Yongnuo YN560-III flashgun announced with built-in 2.4GHz radio
Chinese manufacturer Yongnuo may have just made flash trigger receivers obsolete. In a bold move, they have openly announced their latest manual flashgun, the Speedlite YN560-III, which was previously hinted at late last week. The device is almost identical in specifications to the YN560-II except for one (possibly game-changing) addition: integrated 2.4GHz flash triggering.

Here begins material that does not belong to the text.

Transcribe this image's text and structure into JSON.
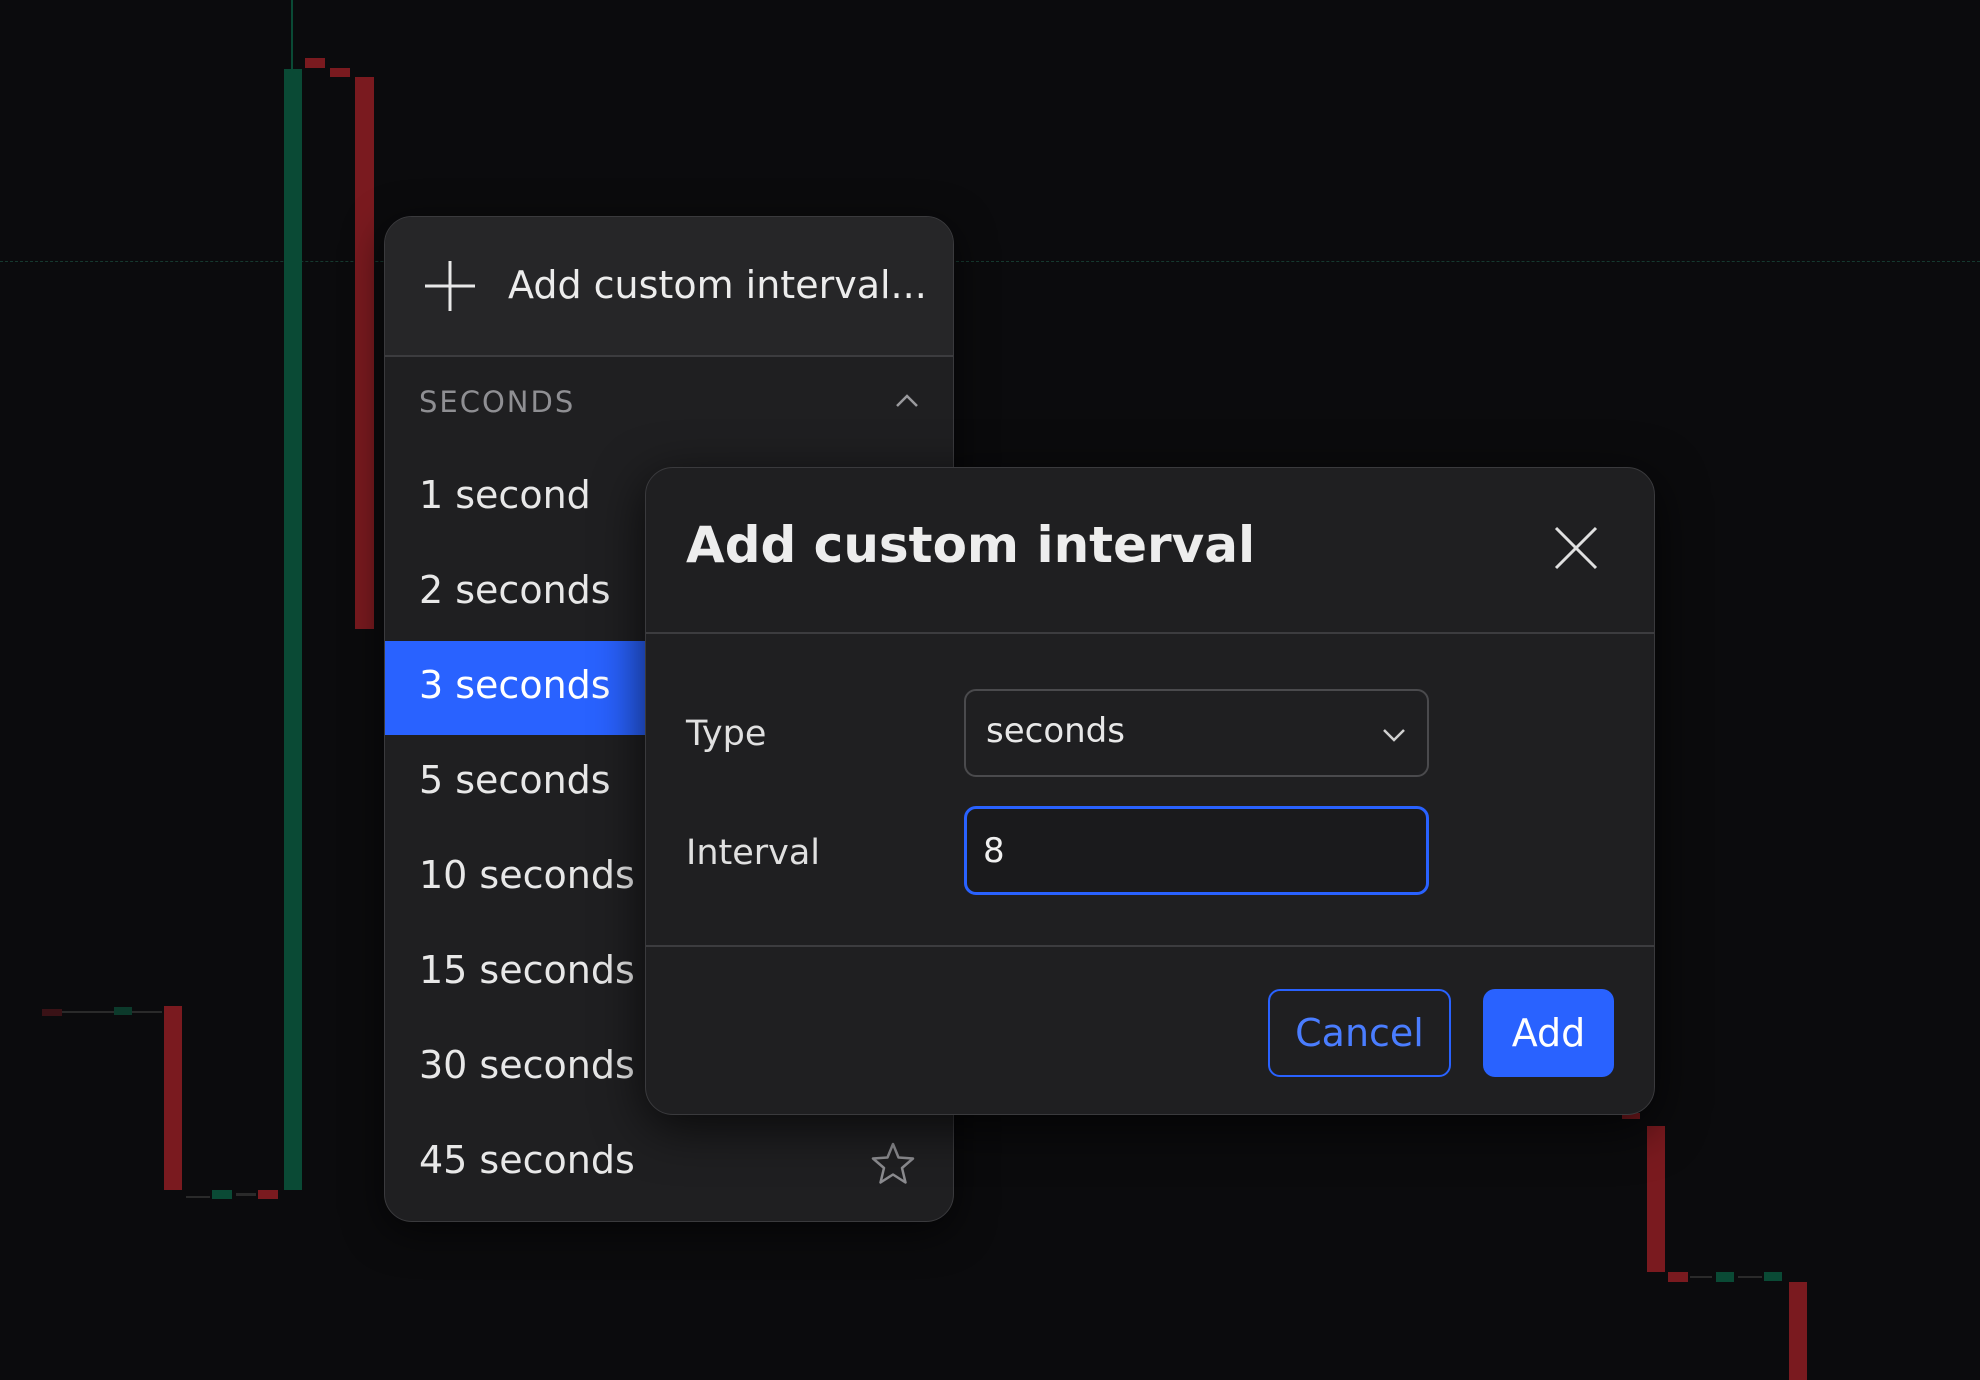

Any user of either Yongnuo RF-602 or RF-603 wireless triggers will be able to sync their camera with the YN560-III out of the box — a surprising capability, considering that the two systems are not themselves inter-compatible with each other. Using the flash’s LCD control panel one can select which of the 16 available channels is preferred. Then you can trigger the device from as far as 100 metres away. A “GRP” button label suggests the possibility for wireless flash grouping in the future.
Other features lend the YN560-III well to a range of off-camera lighting setups, all of them inherited from the YN560-II.
- Guide number of 58 (at 105mm)
- Power control down to 1/128
- 3 second recycle time at full power
- 16-channel radio receiver, compatible with RF-602, RF-603
- Hotshoe, PC port and dual-mode optical slave (alternative options to radio triggering)
- Fresnel head zooms from 24mm to 105mm focal lengths, plus flip-down diffuser panel
- Stroboscopic “Multi” flash mode for creative effects
- External high voltage battery input socket, to speed up recycle times and increase endurance
- User-configurable ready beep
Though it does not look like you can use the YN560-III as a radio transmitter on your camera, if you wanted to use on-camera flash and radio triggering of remote flashes simultaneously, you can mount an RF-603 transceiver on your DSLR hotshoe and then slide the YN560-III into the hotshoe on top of that. Other possible configurations include using a 3rd-party transmitter with a built-in autofocus assist lamp.
Pricing information for this flashgun has not yet been released, but it is easy to imagine that it will be cheaper than other radio-capable flashes such as the Canon 600EX-RT or Quantum Qflash, since the Yongnuo has stripped out non-essential features like TTL control. The RF-603 radio transmitters for your camera — assuming you do not already have a couple — are widely available for under US$30 a pair or about the same for an RF-602 transmitter-receiver kit.
Rival brand Phottix claimed they had a “game-changer” on their hands with the Mitros TTL HSS flash. Have Yongnuo done the same? Share your opinions in the comments below.